Turkey rhubarb is a purgative and is most often used in herbal formulas for it’s strong laxative effects in constipation and colon cleansing formulas. It is most famously an ingredient in the classic Essiac cancer formula. The use of rhubarb was recorded in the earliest Chinese herbals. Turkey rhubarb works on the smooth muscles of the intestine, much like buckthorn and senna. Rhubarb is more appropriate than senna, however, when irregularity follows treatment with antibiotics; it is less dependent on the symbiotic bacteria of the colon.
The active principles in rhubarb root are anthraquinones with purgative properties and bitters and tannins with the opposite effect. Rhubarb’s action is dose dependant- small doses have mainly an aperitif and gentle tonic bitter effect. As the dose is increased the purgative anthraquinones predominate and rhubarb becomes the laxative that it is generally known for. Rhubarb is often added to liver/gallbladder remedies to enhance the effect.

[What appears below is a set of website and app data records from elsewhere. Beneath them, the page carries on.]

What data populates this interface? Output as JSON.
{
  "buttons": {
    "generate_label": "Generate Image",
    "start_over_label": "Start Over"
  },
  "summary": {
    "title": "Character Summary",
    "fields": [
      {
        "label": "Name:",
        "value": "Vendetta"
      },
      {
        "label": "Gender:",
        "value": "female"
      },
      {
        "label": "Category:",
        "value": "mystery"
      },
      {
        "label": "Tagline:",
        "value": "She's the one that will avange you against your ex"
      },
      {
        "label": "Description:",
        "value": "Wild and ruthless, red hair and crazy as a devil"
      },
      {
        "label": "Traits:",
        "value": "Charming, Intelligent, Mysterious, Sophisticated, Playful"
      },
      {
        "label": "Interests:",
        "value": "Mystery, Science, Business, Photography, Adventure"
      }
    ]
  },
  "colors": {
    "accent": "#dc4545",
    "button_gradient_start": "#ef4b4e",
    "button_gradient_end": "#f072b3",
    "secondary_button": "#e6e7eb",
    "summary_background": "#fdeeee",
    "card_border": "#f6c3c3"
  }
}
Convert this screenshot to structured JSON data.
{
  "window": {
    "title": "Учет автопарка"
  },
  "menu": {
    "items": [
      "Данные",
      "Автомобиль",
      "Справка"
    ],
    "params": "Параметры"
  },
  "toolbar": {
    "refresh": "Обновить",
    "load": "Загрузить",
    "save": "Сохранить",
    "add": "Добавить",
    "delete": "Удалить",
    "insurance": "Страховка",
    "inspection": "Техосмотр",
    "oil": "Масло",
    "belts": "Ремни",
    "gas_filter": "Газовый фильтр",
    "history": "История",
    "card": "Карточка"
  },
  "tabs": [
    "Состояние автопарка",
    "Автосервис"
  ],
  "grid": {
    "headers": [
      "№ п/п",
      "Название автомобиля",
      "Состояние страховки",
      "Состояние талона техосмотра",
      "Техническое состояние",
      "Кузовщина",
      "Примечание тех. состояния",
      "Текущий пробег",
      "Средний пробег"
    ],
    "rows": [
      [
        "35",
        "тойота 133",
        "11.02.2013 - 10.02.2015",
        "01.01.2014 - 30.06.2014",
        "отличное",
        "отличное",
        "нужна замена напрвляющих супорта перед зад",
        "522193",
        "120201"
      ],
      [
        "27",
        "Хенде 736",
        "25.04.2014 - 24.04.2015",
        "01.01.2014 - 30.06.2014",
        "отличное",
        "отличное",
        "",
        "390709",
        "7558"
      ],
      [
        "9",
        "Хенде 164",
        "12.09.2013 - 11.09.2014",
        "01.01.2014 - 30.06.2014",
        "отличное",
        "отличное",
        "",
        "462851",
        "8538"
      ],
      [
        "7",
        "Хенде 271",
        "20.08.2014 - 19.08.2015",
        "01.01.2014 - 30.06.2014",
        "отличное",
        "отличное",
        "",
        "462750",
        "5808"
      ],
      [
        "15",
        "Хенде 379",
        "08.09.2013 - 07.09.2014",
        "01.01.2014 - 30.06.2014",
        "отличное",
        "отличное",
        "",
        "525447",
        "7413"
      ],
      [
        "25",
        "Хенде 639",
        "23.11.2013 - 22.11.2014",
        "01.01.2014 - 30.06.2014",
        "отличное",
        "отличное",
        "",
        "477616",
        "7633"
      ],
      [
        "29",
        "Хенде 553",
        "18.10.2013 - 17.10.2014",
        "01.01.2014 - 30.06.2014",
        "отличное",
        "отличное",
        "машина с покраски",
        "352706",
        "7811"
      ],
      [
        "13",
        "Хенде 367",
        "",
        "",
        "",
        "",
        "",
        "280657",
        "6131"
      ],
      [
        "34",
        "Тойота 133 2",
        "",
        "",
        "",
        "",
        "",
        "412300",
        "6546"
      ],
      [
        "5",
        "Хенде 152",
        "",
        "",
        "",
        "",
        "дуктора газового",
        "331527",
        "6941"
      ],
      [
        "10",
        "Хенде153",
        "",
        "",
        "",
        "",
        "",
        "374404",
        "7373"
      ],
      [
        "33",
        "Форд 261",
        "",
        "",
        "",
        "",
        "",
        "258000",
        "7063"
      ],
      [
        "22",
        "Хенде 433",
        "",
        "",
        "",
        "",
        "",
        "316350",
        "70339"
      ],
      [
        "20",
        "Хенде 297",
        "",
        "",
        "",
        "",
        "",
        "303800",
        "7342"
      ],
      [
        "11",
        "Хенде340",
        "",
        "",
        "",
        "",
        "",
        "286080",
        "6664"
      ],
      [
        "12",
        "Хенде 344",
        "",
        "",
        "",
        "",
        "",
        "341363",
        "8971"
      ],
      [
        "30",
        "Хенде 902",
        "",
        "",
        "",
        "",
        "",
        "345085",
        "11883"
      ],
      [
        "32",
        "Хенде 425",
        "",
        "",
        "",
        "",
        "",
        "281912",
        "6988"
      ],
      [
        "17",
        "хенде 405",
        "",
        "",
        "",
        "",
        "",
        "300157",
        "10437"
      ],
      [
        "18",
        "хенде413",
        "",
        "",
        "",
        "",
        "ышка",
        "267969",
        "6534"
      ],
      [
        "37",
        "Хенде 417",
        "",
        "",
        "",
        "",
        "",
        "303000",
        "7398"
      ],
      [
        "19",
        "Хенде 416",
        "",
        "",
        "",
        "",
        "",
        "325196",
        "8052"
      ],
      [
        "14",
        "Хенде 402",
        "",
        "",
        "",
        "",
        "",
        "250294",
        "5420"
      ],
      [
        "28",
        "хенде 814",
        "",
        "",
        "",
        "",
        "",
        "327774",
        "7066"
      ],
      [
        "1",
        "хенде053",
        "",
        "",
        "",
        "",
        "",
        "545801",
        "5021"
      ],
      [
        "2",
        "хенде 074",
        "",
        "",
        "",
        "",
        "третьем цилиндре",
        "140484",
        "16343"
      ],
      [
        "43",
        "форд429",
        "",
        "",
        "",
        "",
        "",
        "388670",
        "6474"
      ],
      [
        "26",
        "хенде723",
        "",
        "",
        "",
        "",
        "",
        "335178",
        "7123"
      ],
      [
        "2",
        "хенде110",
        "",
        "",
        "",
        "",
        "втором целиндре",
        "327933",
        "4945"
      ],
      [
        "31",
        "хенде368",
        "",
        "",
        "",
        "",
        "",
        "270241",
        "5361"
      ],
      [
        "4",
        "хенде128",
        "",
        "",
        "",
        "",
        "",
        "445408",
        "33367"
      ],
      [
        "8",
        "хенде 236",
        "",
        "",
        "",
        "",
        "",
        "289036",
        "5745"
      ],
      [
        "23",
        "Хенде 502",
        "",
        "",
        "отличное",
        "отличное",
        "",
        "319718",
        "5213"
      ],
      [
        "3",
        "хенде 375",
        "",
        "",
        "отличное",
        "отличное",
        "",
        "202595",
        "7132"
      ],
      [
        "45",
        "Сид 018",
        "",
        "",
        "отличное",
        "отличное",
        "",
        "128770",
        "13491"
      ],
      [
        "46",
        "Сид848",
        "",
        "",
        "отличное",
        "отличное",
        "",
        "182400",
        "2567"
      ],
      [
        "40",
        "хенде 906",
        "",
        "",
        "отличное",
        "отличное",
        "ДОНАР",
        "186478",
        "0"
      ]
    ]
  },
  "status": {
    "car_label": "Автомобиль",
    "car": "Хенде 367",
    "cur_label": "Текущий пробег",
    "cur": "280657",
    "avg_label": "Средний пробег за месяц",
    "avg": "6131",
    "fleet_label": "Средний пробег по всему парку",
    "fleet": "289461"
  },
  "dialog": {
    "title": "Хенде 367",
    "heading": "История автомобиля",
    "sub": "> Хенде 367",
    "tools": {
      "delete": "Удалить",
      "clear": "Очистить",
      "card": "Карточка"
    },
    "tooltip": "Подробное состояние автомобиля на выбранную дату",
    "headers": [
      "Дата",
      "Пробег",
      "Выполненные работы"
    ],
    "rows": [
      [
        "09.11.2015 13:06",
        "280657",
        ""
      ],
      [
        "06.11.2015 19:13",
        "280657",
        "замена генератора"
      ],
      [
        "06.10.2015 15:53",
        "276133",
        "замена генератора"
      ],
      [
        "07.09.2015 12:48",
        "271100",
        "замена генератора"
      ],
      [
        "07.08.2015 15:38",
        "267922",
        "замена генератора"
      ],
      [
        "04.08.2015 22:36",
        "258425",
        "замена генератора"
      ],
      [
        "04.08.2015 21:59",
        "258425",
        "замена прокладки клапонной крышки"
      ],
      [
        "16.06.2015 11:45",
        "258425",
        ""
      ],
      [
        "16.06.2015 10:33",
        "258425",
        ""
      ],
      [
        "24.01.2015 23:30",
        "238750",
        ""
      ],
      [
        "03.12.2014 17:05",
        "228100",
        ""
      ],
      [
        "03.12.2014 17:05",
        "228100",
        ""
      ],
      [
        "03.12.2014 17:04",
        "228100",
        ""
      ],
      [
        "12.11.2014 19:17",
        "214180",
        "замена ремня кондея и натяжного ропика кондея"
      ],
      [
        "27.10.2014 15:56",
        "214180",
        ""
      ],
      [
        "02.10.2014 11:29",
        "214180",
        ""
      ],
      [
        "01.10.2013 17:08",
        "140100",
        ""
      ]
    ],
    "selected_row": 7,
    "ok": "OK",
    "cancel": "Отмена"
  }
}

Chamomile has been used for centuries in teas as a mild, relaxing sleep aid, treatment for fevers, colds, stomach ailments, and as an anti-inflammatory, to name only a few therapeutic uses. Chamomile is an age-old medicinal herb known in ancient Egypt, Greece and Rome. Chamomile’s popularity grew throughout the Middle Ages when people turned to it as a remedy for numerous medical complaints including asthma, colic, fevers, inflammations, nausea, nervous complaints, children’s ailments, skin diseases and cancer. As a popular remedy, it may be thought of as the European counterpart of the Chinese tonic Ginseng.
Chamomile has been used for centuries in teas as a mild, relaxing sleep aid, treatment for fevers, colds, stomach ailments, and as an anti-inflammatory, to name only a few therapeutic uses. Chamomile may be used internally or externally. Extensive scientific research over the past 20 years has confirmed many of the traditional uses for the plant and established pharmacological mechanisms for the plant’s therapeutic activity, including antipeptic, antispasmodic, antipyretic, antibacterial, antifungal, and anti-allergenic activity.
Botonesan is a stout, erect, nonaromatic, hairy, annual herb, about 0.5 to 1.5 meters high, with green or purplish 4-angled stems. Leaves are lanceolate, 8 to 14 centimeters long, with toothed margins. Flowers are numerous, crowded in long-peduncles, growing up to 10 centimeters in length and the heads 1to 2 centimeters in diameter with basal involucres of hairy bracts. Calyx is green, 4 millimeters long, accrescent, 8 millimeters long in fruit. Corolla is white, 6 millimeters long.
Decoction of roots used for amenorrhea.
Used by the Maranaos for dry cough and tooth aches; gas pains in infants and convulsions in children.
According to Hartwell (1967–1971), the fruits are plastered onto tumors in India. Indian mangrove is a folk remedy for boils and tumors (Duke and Wain, 1981). Kirtikar and Basu (1975) suggest that the roots are aphrodisiac. Unripe seeds are poulticed onto abscesses, boils, and smallpox sores. Indochinese use the bark for skin afflictions, especially scabies. According to Perry (1980), quoting other sources, “A resinous substance exuded from the bark acts as a contraceptive, and apparently can be taken all year long without ill effects. Philippines use the seed for ulcers, the resin for snakebite.”